Dataset entries>
┄┄┄┄┄┄┄┄┄┄

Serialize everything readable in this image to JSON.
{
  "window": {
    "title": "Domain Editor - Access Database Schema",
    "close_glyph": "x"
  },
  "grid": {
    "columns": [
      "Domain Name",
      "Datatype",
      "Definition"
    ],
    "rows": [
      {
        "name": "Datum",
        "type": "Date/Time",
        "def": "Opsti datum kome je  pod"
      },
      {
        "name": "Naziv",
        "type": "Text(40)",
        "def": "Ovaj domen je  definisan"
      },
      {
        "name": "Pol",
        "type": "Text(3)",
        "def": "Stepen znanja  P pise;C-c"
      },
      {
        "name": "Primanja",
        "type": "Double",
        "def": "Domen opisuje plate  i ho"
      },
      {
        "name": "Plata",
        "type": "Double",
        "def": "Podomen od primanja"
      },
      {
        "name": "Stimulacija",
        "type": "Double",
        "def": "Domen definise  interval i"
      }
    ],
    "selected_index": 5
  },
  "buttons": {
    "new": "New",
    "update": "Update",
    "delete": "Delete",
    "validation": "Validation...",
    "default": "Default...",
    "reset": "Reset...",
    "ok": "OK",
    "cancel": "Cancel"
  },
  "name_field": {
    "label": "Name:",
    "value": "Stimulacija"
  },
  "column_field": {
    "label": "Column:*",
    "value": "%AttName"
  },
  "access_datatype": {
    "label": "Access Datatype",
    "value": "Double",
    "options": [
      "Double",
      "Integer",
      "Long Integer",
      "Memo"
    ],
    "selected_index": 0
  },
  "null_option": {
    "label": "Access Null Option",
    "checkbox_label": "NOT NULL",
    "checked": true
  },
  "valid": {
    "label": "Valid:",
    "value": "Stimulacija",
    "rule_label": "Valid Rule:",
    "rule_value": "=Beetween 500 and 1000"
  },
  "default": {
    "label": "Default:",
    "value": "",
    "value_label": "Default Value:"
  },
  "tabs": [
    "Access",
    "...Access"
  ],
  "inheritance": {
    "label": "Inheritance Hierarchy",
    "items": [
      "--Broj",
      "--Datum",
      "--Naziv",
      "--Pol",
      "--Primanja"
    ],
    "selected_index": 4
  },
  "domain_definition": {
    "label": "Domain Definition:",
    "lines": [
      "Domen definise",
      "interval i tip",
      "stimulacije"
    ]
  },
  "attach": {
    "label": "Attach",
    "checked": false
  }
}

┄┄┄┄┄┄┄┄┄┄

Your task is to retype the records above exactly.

SOLVED PROBLEM>
Serialize everything readable in this image to JSON.
{
  "window": {
    "title": "Domain Editor - Access Database Schema",
    "close_glyph": "x"
  },
  "grid": {
    "columns": [
      "Domain Name",
      "Datatype",
      "Definition"
    ],
    "rows": [
      {
        "name": "Datum",
        "type": "Date/Time",
        "def": "Opsti datum kome je  pod"
      },
      {
        "name": "Naziv",
        "type": "Text(40)",
        "def": "Ovaj domen je  definisan"
      },
      {
        "name": "Pol",
        "type": "Text(3)",
        "def": "Stepen znanja  P pise;C-c"
      },
      {
        "name": "Primanja",
        "type": "Double",
        "def": "Domen opisuje plate  i ho"
      },
      {
        "name": "Plata",
        "type": "Double",
        "def": "Podomen od primanja"
      },
      {
        "name": "Stimulacija",
        "type": "Double",
        "def": "Domen definise  interval i"
      }
    ],
    "selected_index": 5
  },
  "buttons": {
    "new": "New",
    "update": "Update",
    "delete": "Delete",
    "validation": "Validation...",
    "default": "Default...",
    "reset": "Reset...",
    "ok": "OK",
    "cancel": "Cancel"
  },
  "name_field": {
    "label": "Name:",
    "value": "Stimulacija"
  },
  "column_field": {
    "label": "Column:*",
    "value": "%AttName"
  },
  "access_datatype": {
    "label": "Access Datatype",
    "value": "Double",
    "options": [
      "Double",
      "Integer",
      "Long Integer",
      "Memo"
    ],
    "selected_index": 0
  },
  "null_option": {
    "label": "Access Null Option",
    "checkbox_label": "NOT NULL",
    "checked": true
  },
  "valid": {
    "label": "Valid:",
    "value": "Stimulacija",
    "rule_label": "Valid Rule:",
    "rule_value": "=Beetween 500 and 1000"
  },
  "default": {
    "label": "Default:",
    "value": "",
    "value_label": "Default Value:"
  },
  "tabs": [
    "Access",
    "...Access"
  ],
  "inheritance": {
    "label": "Inheritance Hierarchy",
    "items": [
      "--Broj",
      "--Datum",
      "--Naziv",
      "--Pol",
      "--Primanja"
    ],
    "selected_index": 4
  },
  "domain_definition": {
    "label": "Domain Definition:",
    "lines": [
      "Domen definise",
      "interval i tip",
      "stimulacije"
    ]
  },
  "attach": {
    "label": "Attach",
    "checked": false
  }
}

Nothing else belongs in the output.